The most successful people are the ones that can objectively (if that’s possible) look inward and package their talents in a way that makes them desirable candidates for the work they pursue. It may not reflect their passion, but it speaks to their ability to know their strengths and work it to their advantage.
While Cursi is drawn to music, soccer is the device that allows him to pursue his passion and what makes him such a tragic figure is that he unabashedly takes for granted the very thing that enables him to follow his passion.
But the glib side of me thinks, “How much $$ is this guy shitting through and complaining about?”
For many of us our day jobs aren’t our passion. In my vernacular, this then translates to it not being my career. The tension builds to frustration when our talents ARE completely aligned with our passion, and yet we can’t seem to make it work so that our day job = talent + passion.
But I also think it important to not take for granted the very thing that acts as my form of self-expression for the 9-10 hours I work a day because as John Lennon might suggest, “Your career is what happens when you’re busy making things happen all day long.”
I don’t know about you, but where I work, no one talks money. By $$, I mean salary. While some have their theories about why it’s in management’s best interest to remain conspicuous and buttoned up on subject of money (TheJobBored’s Brian McCullough asserts it’s in a company’s “best interest to keep salaries secret so that they can keep labor costs down”). His logic isn’t far off from my own. Personally, I can’t see an age of true transparency, such as a New York Times article suggested where such discussions are commonplace and every employee knows every other employees salary.
Would I want that?

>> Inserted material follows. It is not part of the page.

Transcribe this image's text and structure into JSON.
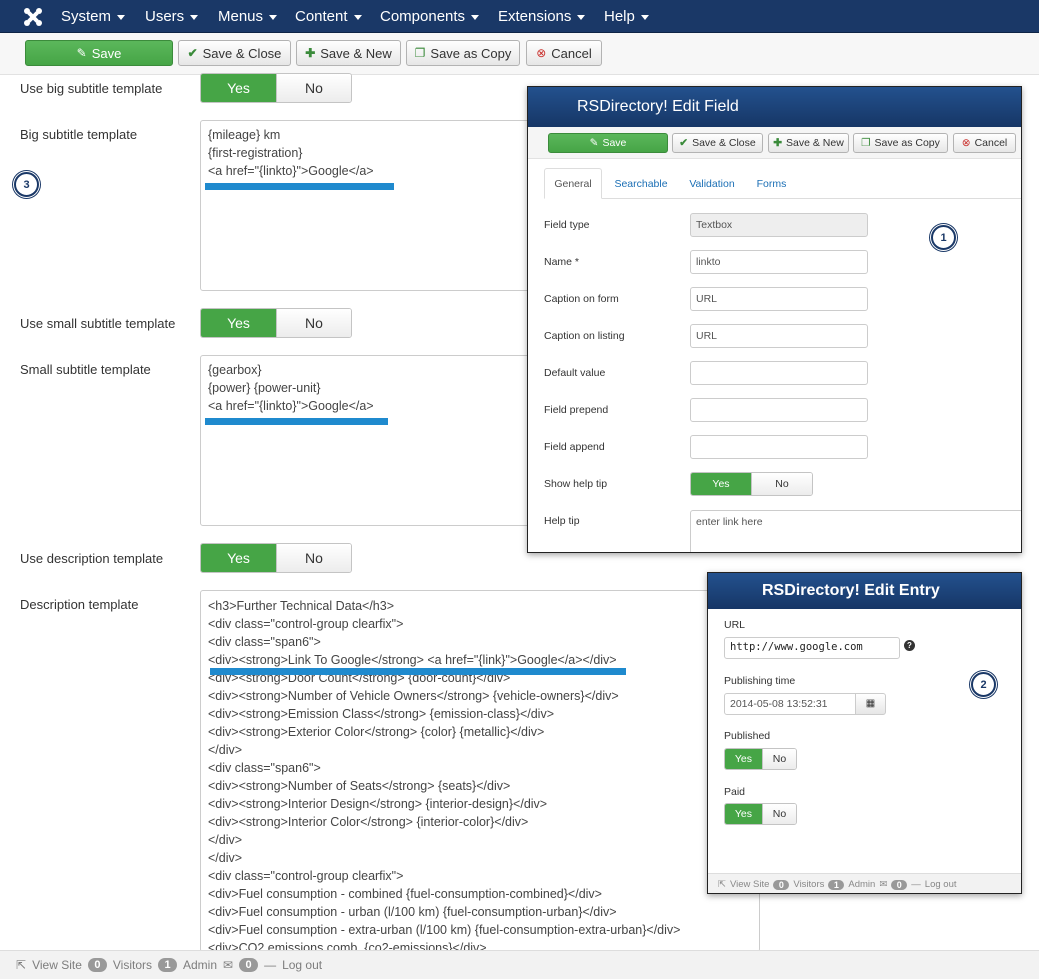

I’m not so sure…But there are places that do a good job of setting employees at ease by making the work less about the $$ and more about the culture (and seem to succeed at this). For those of us a little more pragmatic in terms of wanting to pay the bills, other places, such at Motek, a firm that the NY Times cited in the article I referenced offer identical salaries for employees at the same level. When someone wants a raise, a raise is negotiated at the team level. This concept were the brainchild of the company’s CEO who spent her formative years in Israel and wanted to extend the socialist ideals of a kibbutz and people pitching in for the good of the greater community. She also someone who had experienced first-hand gender inequity with salary.
I can’t help but think for all the emphasis that’s put on the term “teamwork” in both agency and consultancy workplaces, very few American Fortune 500 companies adopt such practices, which inherently contradicts all the lip service that’s paid to this concept. By not having the very thing that drives and motivates individuals to move up the ladder correspond directly with a overall financial well-being of the greater team or have any consequence, the cynic in me wonders why anyone would bother.
What are other less innovative places doing?
Universities tend to do a good job of scaling salary expectations with pay grades, but then again unless you’re more senior, universities aren’t known to pay too well either. Still, people who work at universities tend to stick around since the work-life balance is optimal and they get other perks (free tuition, access to university facilities, etc).
The Weather Channel keep salary info confidential, but claims it doesn’t fall into “that black box” either and people are given data to explain salary.
While it’s natural to seek out math to to do the #s, employees also want to be talked like people – not like lemmings. We want to know that what we do is important and that the teams we report into NEED us. It’s more than an email every now and then, it’s more than a pep talk, it’s showing me & my peers the appreciation. If pay is directly correlated with performance (as is stressed to us) and corporations emphasize teamwork first and foremost, than the next logical step is streamlining HR policies like the one Ann Price innovated.